> _Dataset records_:
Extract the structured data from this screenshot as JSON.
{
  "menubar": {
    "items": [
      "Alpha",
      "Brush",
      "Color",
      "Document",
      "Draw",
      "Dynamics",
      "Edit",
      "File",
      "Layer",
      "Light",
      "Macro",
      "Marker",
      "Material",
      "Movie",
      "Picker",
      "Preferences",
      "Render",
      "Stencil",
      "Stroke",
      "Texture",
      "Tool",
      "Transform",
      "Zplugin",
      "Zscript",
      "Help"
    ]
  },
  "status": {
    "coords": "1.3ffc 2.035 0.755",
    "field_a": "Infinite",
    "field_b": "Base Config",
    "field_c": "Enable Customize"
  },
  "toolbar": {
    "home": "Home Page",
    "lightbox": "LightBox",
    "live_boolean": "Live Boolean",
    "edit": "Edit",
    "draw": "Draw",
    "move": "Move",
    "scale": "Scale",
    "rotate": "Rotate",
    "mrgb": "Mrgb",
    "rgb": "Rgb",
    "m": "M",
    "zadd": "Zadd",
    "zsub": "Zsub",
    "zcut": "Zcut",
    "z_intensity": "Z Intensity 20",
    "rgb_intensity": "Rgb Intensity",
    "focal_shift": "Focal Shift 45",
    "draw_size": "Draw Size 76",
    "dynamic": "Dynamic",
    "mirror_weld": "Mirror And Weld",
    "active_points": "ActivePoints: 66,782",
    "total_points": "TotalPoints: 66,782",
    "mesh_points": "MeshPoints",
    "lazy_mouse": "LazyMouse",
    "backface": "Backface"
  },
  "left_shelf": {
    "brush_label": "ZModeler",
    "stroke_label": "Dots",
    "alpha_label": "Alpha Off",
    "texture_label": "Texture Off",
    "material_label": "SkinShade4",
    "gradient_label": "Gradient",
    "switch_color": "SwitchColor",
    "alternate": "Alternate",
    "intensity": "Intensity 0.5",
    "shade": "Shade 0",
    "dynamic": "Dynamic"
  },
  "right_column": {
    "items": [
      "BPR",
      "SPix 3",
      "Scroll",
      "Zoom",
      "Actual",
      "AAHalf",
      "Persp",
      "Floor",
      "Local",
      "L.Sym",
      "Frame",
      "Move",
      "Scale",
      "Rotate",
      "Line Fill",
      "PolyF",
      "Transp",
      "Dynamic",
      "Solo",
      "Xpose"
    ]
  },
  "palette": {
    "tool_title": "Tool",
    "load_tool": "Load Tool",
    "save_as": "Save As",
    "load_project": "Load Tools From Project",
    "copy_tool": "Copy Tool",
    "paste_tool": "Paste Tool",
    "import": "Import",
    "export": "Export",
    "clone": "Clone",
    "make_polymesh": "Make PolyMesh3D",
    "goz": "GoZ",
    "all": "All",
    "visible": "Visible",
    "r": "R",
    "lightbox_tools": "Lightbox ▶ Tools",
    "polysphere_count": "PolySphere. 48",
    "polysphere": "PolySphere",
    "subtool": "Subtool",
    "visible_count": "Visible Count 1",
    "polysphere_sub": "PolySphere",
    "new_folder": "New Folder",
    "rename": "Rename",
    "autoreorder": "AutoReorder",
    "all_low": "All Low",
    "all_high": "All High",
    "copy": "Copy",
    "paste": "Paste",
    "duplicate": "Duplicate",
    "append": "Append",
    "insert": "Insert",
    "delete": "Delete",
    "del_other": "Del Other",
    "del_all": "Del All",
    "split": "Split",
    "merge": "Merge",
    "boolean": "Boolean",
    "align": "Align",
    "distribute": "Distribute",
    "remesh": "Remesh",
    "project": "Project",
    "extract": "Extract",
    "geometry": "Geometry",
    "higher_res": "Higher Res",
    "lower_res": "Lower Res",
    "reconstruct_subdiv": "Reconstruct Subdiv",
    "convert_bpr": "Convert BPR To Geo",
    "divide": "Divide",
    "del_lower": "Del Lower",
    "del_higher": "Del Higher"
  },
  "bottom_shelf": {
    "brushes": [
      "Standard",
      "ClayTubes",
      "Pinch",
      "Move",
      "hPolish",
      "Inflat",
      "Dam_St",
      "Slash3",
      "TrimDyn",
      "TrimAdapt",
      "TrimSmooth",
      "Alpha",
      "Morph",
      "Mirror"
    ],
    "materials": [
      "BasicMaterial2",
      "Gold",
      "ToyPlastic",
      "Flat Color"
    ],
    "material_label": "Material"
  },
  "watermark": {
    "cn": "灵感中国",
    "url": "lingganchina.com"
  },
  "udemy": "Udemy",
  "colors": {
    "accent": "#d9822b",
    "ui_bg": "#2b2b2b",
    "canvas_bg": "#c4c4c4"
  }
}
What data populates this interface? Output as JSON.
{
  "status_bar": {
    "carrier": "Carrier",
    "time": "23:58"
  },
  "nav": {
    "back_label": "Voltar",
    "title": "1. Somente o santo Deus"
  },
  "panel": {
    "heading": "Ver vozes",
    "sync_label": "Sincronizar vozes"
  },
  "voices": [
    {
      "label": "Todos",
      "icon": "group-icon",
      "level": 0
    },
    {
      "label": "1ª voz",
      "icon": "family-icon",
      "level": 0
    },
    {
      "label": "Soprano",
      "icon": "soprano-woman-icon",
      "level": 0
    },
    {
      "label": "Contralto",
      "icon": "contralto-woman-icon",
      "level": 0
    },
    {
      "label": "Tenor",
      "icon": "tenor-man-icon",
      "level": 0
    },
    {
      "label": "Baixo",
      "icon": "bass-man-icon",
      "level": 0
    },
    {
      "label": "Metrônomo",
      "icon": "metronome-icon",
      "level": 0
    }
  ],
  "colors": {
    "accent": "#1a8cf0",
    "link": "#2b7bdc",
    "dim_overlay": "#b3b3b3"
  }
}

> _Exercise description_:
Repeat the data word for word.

> _Result for this task_:
Extract the structured data from this screenshot as JSON.
{
  "menubar": {
    "items": [
      "Alpha",
      "Brush",
      "Color",
      "Document",
      "Draw",
      "Dynamics",
      "Edit",
      "File",
      "Layer",
      "Light",
      "Macro",
      "Marker",
      "Material",
      "Movie",
      "Picker",
      "Preferences",
      "Render",
      "Stencil",
      "Stroke",
      "Texture",
      "Tool",
      "Transform",
      "Zplugin",
      "Zscript",
      "Help"
    ]
  },
  "status": {
    "coords": "1.3ffc 2.035 0.755",
    "field_a": "Infinite",
    "field_b": "Base Config",
    "field_c": "Enable Customize"
  },
  "toolbar": {
    "home": "Home Page",
    "lightbox": "LightBox",
    "live_boolean": "Live Boolean",
    "edit": "Edit",
    "draw": "Draw",
    "move": "Move",
    "scale": "Scale",
    "rotate": "Rotate",
    "mrgb": "Mrgb",
    "rgb": "Rgb",
    "m": "M",
    "zadd": "Zadd",
    "zsub": "Zsub",
    "zcut": "Zcut",
    "z_intensity": "Z Intensity 20",
    "rgb_intensity": "Rgb Intensity",
    "focal_shift": "Focal Shift 45",
    "draw_size": "Draw Size 76",
    "dynamic": "Dynamic",
    "mirror_weld": "Mirror And Weld",
    "active_points": "ActivePoints: 66,782",
    "total_points": "TotalPoints: 66,782",
    "mesh_points": "MeshPoints",
    "lazy_mouse": "LazyMouse",
    "backface": "Backface"
  },
  "left_shelf": {
    "brush_label": "ZModeler",
    "stroke_label": "Dots",
    "alpha_label": "Alpha Off",
    "texture_label": "Texture Off",
    "material_label": "SkinShade4",
    "gradient_label": "Gradient",
    "switch_color": "SwitchColor",
    "alternate": "Alternate",
    "intensity": "Intensity 0.5",
    "shade": "Shade 0",
    "dynamic": "Dynamic"
  },
  "right_column": {
    "items": [
      "BPR",
      "SPix 3",
      "Scroll",
      "Zoom",
      "Actual",
      "AAHalf",
      "Persp",
      "Floor",
      "Local",
      "L.Sym",
      "Frame",
      "Move",
      "Scale",
      "Rotate",
      "Line Fill",
      "PolyF",
      "Transp",
      "Dynamic",
      "Solo",
      "Xpose"
    ]
  },
  "palette": {
    "tool_title": "Tool",
    "load_tool": "Load Tool",
    "save_as": "Save As",
    "load_project": "Load Tools From Project",
    "copy_tool": "Copy Tool",
    "paste_tool": "Paste Tool",
    "import": "Import",
    "export": "Export",
    "clone": "Clone",
    "make_polymesh": "Make PolyMesh3D",
    "goz": "GoZ",
    "all": "All",
    "visible": "Visible",
    "r": "R",
    "lightbox_tools": "Lightbox ▶ Tools",
    "polysphere_count": "PolySphere. 48",
    "polysphere": "PolySphere",
    "subtool": "Subtool",
    "visible_count": "Visible Count 1",
    "polysphere_sub": "PolySphere",
    "new_folder": "New Folder",
    "rename": "Rename",
    "autoreorder": "AutoReorder",
    "all_low": "All Low",
    "all_high": "All High",
    "copy": "Copy",
    "paste": "Paste",
    "duplicate": "Duplicate",
    "append": "Append",
    "insert": "Insert",
    "delete": "Delete",
    "del_other": "Del Other",
    "del_all": "Del All",
    "split": "Split",
    "merge": "Merge",
    "boolean": "Boolean",
    "align": "Align",
    "distribute": "Distribute",
    "remesh": "Remesh",
    "project": "Project",
    "extract": "Extract",
    "geometry": "Geometry",
    "higher_res": "Higher Res",
    "lower_res": "Lower Res",
    "reconstruct_subdiv": "Reconstruct Subdiv",
    "convert_bpr": "Convert BPR To Geo",
    "divide": "Divide",
    "del_lower": "Del Lower",
    "del_higher": "Del Higher"
  },
  "bottom_shelf": {
    "brushes": [
      "Standard",
      "ClayTubes",
      "Pinch",
      "Move",
      "hPolish",
      "Inflat",
      "Dam_St",
      "Slash3",
      "TrimDyn",
      "TrimAdapt",
      "TrimSmooth",
      "Alpha",
      "Morph",
      "Mirror"
    ],
    "materials": [
      "BasicMaterial2",
      "Gold",
      "ToyPlastic",
      "Flat Color"
    ],
    "material_label": "Material"
  },
  "watermark": {
    "cn": "灵感中国",
    "url": "lingganchina.com"
  },
  "udemy": "Udemy",
  "colors": {
    "accent": "#d9822b",
    "ui_bg": "#2b2b2b",
    "canvas_bg": "#c4c4c4"
  }
}
What data populates this interface? Output as JSON.
{
  "status_bar": {
    "carrier": "Carrier",
    "time": "23:58"
  },
  "nav": {
    "back_label": "Voltar",
    "title": "1. Somente o santo Deus"
  },
  "panel": {
    "heading": "Ver vozes",
    "sync_label": "Sincronizar vozes"
  },
  "voices": [
    {
      "label": "Todos",
      "icon": "group-icon",
      "level": 0
    },
    {
      "label": "1ª voz",
      "icon": "family-icon",
      "level": 0
    },
    {
      "label": "Soprano",
      "icon": "soprano-woman-icon",
      "level": 0
    },
    {
      "label": "Contralto",
      "icon": "contralto-woman-icon",
      "level": 0
    },
    {
      "label": "Tenor",
      "icon": "tenor-man-icon",
      "level": 0
    },
    {
      "label": "Baixo",
      "icon": "bass-man-icon",
      "level": 0
    },
    {
      "label": "Metrônomo",
      "icon": "metronome-icon",
      "level": 0
    }
  ],
  "colors": {
    "accent": "#1a8cf0",
    "link": "#2b7bdc",
    "dim_overlay": "#b3b3b3"
  }
}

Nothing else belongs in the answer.